A vulnerability is an error in software that can be exploited with security impact and gain. If hackers launch an attack against Internet-connected medical devices, it can cause enormous damage to the medical manufacturer and providers’ patients, either because the products are controlled by the hackers or because the user data is extracted and abused by those hackers.
Consequently, medical device manufacturers need to increase their focus on the security of the device itself, as well as the software that controls the device. This includes careful code testing, continuous maintenance, careful mapping of bundled software and verified intelligence about software vulnerabilities in that software—as well as ample resources to react promptly and effectively as soon as a vulnerability in the product is reported.
Healthcare organizations, additionally, must be aware of hacking risks and apply sufficient pressure on their vendors to stay current in defeating hacking threats.
One of the primary concerns associated with Internet-connected devices is the risk of hackers exploiting vulnerabilities and using applications on medical devices as a vector for viruses and malware. Today, more than ever, it is up to medical device manufacturers to be vigilant and mitigate the exposure associated with connected devices.

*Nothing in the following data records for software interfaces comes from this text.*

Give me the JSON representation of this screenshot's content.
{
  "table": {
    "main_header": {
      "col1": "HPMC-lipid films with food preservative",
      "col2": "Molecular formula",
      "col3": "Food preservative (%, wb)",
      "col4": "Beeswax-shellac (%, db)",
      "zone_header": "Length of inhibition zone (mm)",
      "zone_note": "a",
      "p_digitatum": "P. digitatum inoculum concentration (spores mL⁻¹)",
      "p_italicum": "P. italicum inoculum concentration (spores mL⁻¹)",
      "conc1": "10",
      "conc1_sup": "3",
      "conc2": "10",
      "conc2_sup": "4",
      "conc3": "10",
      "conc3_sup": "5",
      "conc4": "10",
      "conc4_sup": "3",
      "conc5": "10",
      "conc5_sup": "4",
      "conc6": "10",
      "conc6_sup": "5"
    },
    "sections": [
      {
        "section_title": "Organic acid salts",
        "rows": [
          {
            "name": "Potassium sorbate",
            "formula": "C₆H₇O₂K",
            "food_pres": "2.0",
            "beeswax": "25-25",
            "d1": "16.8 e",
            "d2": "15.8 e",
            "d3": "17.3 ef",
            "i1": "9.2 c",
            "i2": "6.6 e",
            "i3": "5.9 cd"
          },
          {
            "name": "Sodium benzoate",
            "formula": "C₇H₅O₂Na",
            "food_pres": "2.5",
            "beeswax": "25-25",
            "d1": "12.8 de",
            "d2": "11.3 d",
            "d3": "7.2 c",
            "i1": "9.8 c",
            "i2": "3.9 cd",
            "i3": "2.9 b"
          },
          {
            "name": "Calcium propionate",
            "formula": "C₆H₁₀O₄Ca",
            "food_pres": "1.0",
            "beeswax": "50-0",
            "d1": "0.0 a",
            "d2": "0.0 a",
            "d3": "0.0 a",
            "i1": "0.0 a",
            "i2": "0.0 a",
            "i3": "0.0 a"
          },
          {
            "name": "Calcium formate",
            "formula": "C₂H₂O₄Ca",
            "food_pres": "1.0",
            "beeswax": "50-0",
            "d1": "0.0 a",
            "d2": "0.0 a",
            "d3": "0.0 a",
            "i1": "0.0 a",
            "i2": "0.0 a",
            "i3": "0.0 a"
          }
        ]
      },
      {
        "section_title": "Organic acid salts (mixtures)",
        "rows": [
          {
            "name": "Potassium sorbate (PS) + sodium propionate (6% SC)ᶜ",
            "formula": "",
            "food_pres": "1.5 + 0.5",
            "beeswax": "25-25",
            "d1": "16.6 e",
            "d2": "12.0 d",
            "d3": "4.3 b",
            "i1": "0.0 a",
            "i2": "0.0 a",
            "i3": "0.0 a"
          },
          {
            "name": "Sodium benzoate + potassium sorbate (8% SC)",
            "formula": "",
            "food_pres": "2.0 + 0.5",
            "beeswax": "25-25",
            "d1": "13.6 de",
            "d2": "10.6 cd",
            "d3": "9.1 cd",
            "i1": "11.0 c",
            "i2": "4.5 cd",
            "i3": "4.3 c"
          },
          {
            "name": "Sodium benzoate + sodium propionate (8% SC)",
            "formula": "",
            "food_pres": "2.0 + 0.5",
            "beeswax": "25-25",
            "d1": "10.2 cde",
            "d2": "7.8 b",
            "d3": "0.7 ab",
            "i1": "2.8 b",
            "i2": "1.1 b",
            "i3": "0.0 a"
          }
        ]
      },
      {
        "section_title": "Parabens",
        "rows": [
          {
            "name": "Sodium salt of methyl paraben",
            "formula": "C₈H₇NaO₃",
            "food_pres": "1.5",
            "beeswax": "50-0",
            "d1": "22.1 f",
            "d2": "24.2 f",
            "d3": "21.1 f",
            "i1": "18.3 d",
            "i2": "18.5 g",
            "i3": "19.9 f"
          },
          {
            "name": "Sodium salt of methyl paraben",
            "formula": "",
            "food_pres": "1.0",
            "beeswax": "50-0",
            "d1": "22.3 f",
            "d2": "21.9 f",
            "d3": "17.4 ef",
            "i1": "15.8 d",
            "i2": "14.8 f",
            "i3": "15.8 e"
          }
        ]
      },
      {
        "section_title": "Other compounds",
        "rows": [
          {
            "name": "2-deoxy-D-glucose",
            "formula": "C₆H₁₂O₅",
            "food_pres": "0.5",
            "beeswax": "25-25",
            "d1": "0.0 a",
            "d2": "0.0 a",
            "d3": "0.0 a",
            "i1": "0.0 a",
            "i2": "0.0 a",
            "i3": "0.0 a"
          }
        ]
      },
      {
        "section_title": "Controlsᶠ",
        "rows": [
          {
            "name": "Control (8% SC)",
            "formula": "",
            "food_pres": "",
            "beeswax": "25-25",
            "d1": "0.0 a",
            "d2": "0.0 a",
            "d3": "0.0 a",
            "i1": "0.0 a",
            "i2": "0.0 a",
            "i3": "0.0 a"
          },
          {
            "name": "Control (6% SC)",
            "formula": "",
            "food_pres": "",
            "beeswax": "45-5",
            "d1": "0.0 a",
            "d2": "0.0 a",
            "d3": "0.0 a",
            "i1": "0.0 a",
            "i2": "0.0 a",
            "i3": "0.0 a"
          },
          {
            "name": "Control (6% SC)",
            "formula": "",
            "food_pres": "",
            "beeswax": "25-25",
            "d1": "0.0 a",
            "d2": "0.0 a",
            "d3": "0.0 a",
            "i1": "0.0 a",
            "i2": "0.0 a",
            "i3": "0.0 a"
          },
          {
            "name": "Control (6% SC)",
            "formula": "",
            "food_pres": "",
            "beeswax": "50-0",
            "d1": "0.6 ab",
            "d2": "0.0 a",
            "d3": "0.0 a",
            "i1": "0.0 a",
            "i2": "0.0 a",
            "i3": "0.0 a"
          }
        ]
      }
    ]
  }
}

They can do so in five simple steps:
- For medical applications that sit at the operating-system level, adopt tamper-resistant technology to protect software applications from hackers.
- Protect embedded software on the medical device from reverse engineering and make changes at the machine level to strengthen protections.
- Ensure that the applications on medical devices and mobile-device management systems have an easy, automated mechanism for getting the latest security patches and updates out as fast as possible.
- Proactively monitor medical devices for application issues.
- Provide a reliable and secure ecosystem with clear traceability through the supply chain—from initial software delivery to subsequent firmware/software updates on the device—as well as the ability to proactively disable devices at mandated end-of-life or during product recalls.
Healthcare organizations can’t solely rely on medical device manufacturers’ efforts to protect their devices. Provider organizations must be sure they work hand-in-glove with manufacturers to ensure device protections are current and effective.
Recently, much attention has been paid to potential security threats facing smart, Internet-connected appliances, such as thermostats, TVs, wireless speaker systems, refrigerators, cars and more. As the news progresses from the advantages of the Internet of Things (IoT) to the associated risks of exposure, it is more important than ever to discuss how device manufacturers can embrace these products while keeping risks at bay, especially when it comes to medical devices.